BOSSES at Scottish Borders Council are facing a £30 million funding gap over the next five years.

And officers are wanting to hike up council tax in a bid to balance the books.

Local authority leader Shona Haslam revealed the challenges that lie ahead during a briefing on Monday.

She said: “There is no denying it is very difficult to balance the books every year especially when we have increased demand for services, an increasing older population and services spread across such a vast rural area.

“We are currently looking at delivering savings of over £5 million every year for the next five years.

"That’s not going to be easy, so we need to consider where we spend money, how we do things differently and what we simply can’t deliver any more."

SBC imposed a four percent rise in council tax payments this year to cover the cost of fixing roads and pavements as well as accelerating the replacement of Hawick High School.

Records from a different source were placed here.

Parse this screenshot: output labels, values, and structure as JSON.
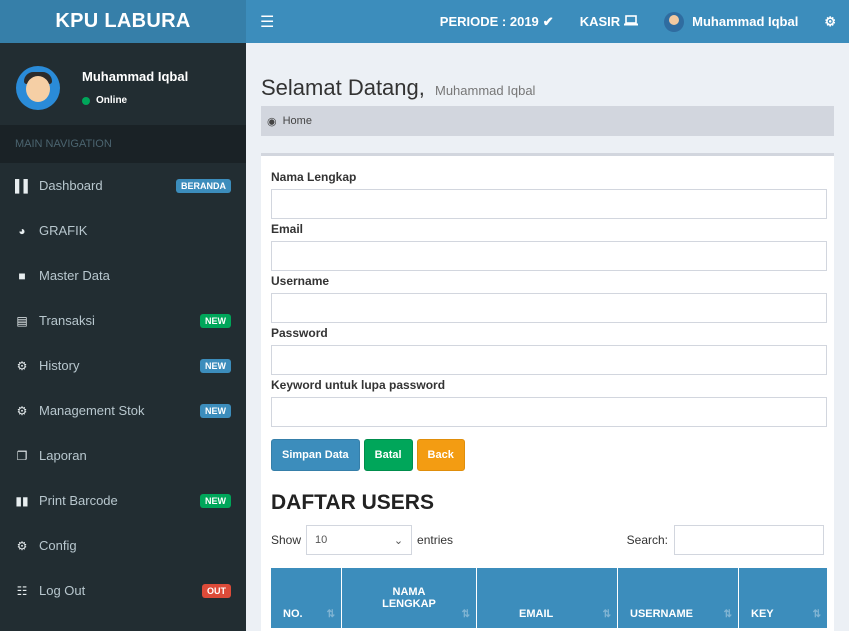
{
  "header": {
    "logo": "KPU LABURA",
    "menu_icon": "bars-icon",
    "periode": "PERIODE : 2019",
    "kasir": "KASIR",
    "user": "Muhammad Iqbal"
  },
  "sidebar": {
    "user_name": "Muhammad Iqbal",
    "user_status": "Online",
    "header": "MAIN NAVIGATION",
    "items": [
      {
        "label": "Dashboard",
        "icon": "bar-chart-icon",
        "badge": "BERANDA",
        "badge_color": "#3c8dbc"
      },
      {
        "label": "GRAFIK",
        "icon": "pie-chart-icon",
        "badge": "",
        "badge_color": ""
      },
      {
        "label": "Master Data",
        "icon": "folder-icon",
        "badge": "",
        "badge_color": ""
      },
      {
        "label": "Transaksi",
        "icon": "card-icon",
        "badge": "NEW",
        "badge_color": "#00a65a"
      },
      {
        "label": "History",
        "icon": "gears-icon",
        "badge": "NEW",
        "badge_color": "#3c8dbc"
      },
      {
        "label": "Management Stok",
        "icon": "gears-icon",
        "badge": "NEW",
        "badge_color": "#3c8dbc"
      },
      {
        "label": "Laporan",
        "icon": "copy-icon",
        "badge": "",
        "badge_color": ""
      },
      {
        "label": "Print Barcode",
        "icon": "barcode-icon",
        "badge": "NEW",
        "badge_color": "#00a65a"
      },
      {
        "label": "Config",
        "icon": "gears-icon",
        "badge": "",
        "badge_color": ""
      },
      {
        "label": "Log Out",
        "icon": "list-icon",
        "badge": "OUT",
        "badge_color": "#dd4b39"
      }
    ]
  },
  "main": {
    "title": "Selamat Datang,",
    "subtitle": "Muhammad Iqbal",
    "breadcrumb": "Home",
    "form": {
      "nama_label": "Nama Lengkap",
      "email_label": "Email",
      "username_label": "Username",
      "password_label": "Password",
      "keyword_label": "Keyword untuk lupa password",
      "nama_value": "",
      "email_value": "",
      "username_value": "",
      "password_value": "",
      "keyword_value": ""
    },
    "buttons": {
      "save": "Simpan Data",
      "cancel": "Batal",
      "back": "Back"
    },
    "section_title": "DAFTAR USERS",
    "table": {
      "show": "Show",
      "entries_value": "10",
      "entries": "entries",
      "search": "Search:",
      "columns": [
        "NO.",
        "NAMA LENGKAP",
        "EMAIL",
        "USERNAME",
        "KEY"
      ]
    }
  }
}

But proposals being put forward suggest further three percent increases for each of the next five years

MP John Lamont told us: "The situations is so serious that council officials are pushing for council tax to rise significantly each year for the next five years."

As well as revealing the extent of savings to be made, this week's briefing was also used to launch a public consultation into spending priorities.

Between now and the end of January, a new online points simulator tool will be available for Borderers to become involved.

Councillor Haslam added: “The online tool we are launching will help us to understand where people in the Borders would like services protected in their own area, and will also help us to have ongoing conversations in communities about how we can do things differently and/or where there are opportunities for communities to play their part.

“We remain committed to delivering high quality services for all our residents, from the youngest to the oldest, as well as making the most of the opportunities that the Borders has.

" It is not all about cost cutting, it also means investing carefully and delivering a range of projects that support and enhance services, our towns and villages.”

The consultation tool gives people the chance to use sliders to allocate points according to how they prioritise services in their area.

The points available are limited like council funds.

The results of the consultation will be considered as part of the budget setting process.

Councillor Robin Tatler, who is responsible for Finance at Newtown St Boswells, added: “Given the challenges, we need to do things differently so it is vital that we get residents’ views on how where they would prioritise things that matter to them in their area. This does not necessarily mean we will put more money into these areas but it certainly means that we would consider protecting them."

The online budget consultation tool is available at